“The kids nowadays are so desensitized. All their lives, they’ve been inundated with imagery, and I don’t think it resonated with her as intensely as it did with me,” Worley said. “I had to remind her how government is supposed to work and that our words matter. … that freedom of speech and freedom to assemble doesn’t exonerate you from responsibility or consequences of your actions.”
Scott Byer teaches American Government classes at Kettering Fairmont High School, so discussions of political tensions in class are not new.
He said he and his students covered a lot of ground Thursday — that free, fair elections and the peaceful transfer of power are the pillars of American democracy, how Wednesday’s uprising affects other nations’ perspective on America, and where our country will go from here.
“Students’ emotions ranged from confusion to anger, to sadness,” Byer said. “Several students were saying, ‘We are better than this.’ … and some asked, are we at a crossroads moving forward (as a nation)?
Byer said the teens had debate about how two core values of the nation (diversity and unity) work together, and whether Americans can peacefully agree to disagree on some things.
To that end, Byer said he would continue to work on a classroom culture where students feel respected, to create a platform for good debate, while also teaching students to find and rely on credible sources of information.
Merkle said parents can help their kids understand the world by teaching them to be good citizens — to be broadly informed about the issues, to vote in elections and be involved in their communities.
For younger kids, Merkle said parents can compare America to their families.

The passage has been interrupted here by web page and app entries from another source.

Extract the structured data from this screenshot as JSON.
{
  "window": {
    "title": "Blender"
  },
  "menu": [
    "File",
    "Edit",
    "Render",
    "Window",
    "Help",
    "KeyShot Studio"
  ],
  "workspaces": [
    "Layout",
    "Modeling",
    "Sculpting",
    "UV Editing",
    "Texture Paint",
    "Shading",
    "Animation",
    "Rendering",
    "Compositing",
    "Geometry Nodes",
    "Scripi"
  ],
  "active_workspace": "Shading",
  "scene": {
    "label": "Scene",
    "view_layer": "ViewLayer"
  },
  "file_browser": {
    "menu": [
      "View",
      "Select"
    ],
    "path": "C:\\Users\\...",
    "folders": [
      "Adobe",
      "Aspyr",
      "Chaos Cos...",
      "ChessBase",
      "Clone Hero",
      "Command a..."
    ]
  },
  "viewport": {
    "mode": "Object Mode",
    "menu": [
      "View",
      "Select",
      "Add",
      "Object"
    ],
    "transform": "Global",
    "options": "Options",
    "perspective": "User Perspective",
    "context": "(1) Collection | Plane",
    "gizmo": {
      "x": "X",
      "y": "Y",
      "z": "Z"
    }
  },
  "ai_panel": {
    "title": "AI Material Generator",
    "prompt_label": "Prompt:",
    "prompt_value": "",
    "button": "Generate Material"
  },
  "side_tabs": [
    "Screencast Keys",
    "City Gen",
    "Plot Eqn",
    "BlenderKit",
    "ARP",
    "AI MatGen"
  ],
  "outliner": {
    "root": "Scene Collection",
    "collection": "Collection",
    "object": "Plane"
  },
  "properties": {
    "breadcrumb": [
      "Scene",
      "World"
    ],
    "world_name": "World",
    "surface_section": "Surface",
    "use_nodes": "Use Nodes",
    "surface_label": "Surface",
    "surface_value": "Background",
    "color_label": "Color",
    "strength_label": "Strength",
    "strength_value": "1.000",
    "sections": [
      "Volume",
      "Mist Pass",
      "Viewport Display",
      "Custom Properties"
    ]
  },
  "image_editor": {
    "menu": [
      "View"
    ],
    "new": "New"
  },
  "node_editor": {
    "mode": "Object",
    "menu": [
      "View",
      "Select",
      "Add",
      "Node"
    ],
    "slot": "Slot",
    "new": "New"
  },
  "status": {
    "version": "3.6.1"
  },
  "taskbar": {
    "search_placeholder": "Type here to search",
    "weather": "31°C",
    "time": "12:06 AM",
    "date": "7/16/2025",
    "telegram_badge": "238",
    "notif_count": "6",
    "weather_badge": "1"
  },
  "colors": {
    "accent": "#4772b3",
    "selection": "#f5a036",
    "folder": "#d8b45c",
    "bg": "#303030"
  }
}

Both have leaders who set the rules (what the kids eat for dinner, or when they can play video games), and there’s a right to debate, but there can be consequences too.
Merkle said children were already going through a tough time. COVID-19 meant some kids lost family members and others lost jobs. Some children felt the violence and tension tied to last year’s social justice protests, and many children have been more isolated than usual as many schools have been closed.
“Find a quiet moment so the kids can be the center of your attention,” Merkle said. “Ask what they really want to know, and then listen, listen and listen. Share your own feelings. You’re human. Show that even though you’re upset, you can pull yourself together. This is where you want to be a role model. … Tell the truth at a developmental level they can understand. And it’s OK to say, “I don’t know.’ "